# [THE TASK]
Below are records. Find each line in them that holds the word "name" and copy it.

EXTRACTED RECORDS below:

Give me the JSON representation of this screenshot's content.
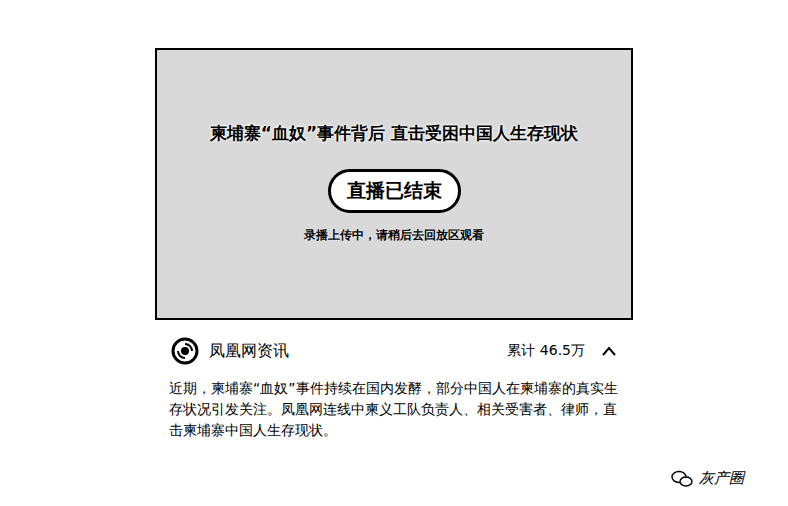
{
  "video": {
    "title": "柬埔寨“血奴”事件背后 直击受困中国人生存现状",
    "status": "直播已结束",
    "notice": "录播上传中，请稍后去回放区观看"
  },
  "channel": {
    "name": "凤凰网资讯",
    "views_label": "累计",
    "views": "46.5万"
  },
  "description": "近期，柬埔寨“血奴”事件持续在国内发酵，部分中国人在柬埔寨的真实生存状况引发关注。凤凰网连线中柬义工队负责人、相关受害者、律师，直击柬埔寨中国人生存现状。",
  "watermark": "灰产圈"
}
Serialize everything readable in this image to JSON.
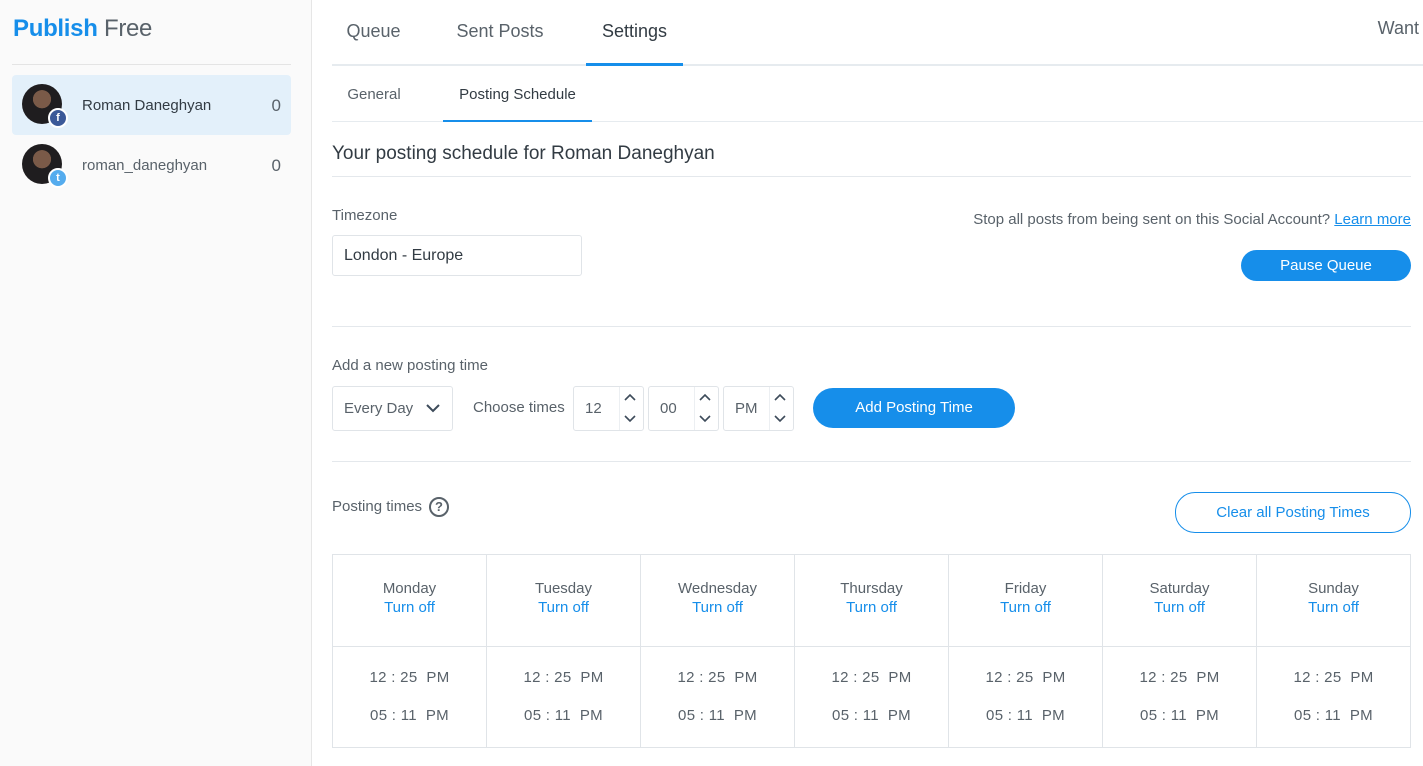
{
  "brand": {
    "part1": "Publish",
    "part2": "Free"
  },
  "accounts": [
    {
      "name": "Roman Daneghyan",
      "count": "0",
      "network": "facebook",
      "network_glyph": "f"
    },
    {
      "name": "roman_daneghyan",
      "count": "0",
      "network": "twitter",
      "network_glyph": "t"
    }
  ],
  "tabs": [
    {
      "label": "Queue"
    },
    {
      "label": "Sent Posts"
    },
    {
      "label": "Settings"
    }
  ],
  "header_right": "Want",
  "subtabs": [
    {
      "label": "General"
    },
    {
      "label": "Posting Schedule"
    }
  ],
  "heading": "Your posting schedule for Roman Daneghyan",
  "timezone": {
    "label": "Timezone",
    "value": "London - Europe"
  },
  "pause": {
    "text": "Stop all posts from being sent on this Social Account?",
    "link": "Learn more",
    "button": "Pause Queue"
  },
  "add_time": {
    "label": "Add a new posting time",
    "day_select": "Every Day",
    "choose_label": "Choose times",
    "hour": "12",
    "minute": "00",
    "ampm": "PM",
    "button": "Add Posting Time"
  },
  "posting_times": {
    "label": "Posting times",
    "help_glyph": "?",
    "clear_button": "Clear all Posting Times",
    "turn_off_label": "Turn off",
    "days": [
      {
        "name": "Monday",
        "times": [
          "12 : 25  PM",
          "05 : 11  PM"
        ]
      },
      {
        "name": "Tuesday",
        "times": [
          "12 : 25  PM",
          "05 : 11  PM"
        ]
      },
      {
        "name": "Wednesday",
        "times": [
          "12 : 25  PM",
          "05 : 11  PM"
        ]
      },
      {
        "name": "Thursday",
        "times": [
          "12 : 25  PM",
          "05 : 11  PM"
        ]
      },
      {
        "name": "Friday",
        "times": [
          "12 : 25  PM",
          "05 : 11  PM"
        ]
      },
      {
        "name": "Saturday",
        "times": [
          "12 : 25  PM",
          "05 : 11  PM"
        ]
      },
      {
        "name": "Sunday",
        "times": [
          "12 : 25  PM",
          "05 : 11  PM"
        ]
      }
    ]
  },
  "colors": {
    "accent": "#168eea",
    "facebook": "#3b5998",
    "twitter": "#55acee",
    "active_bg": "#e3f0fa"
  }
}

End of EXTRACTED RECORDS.

# [REPLY]
    "name": "凤凰网资讯",
      "name": "Roman Daneghyan",
      "name": "roman_daneghyan",
        "name": "Monday",
        "name": "Tuesday",
        "name": "Wednesday",
        "name": "Thursday",
        "name": "Friday",
        "name": "Saturday",
        "name": "Sunday",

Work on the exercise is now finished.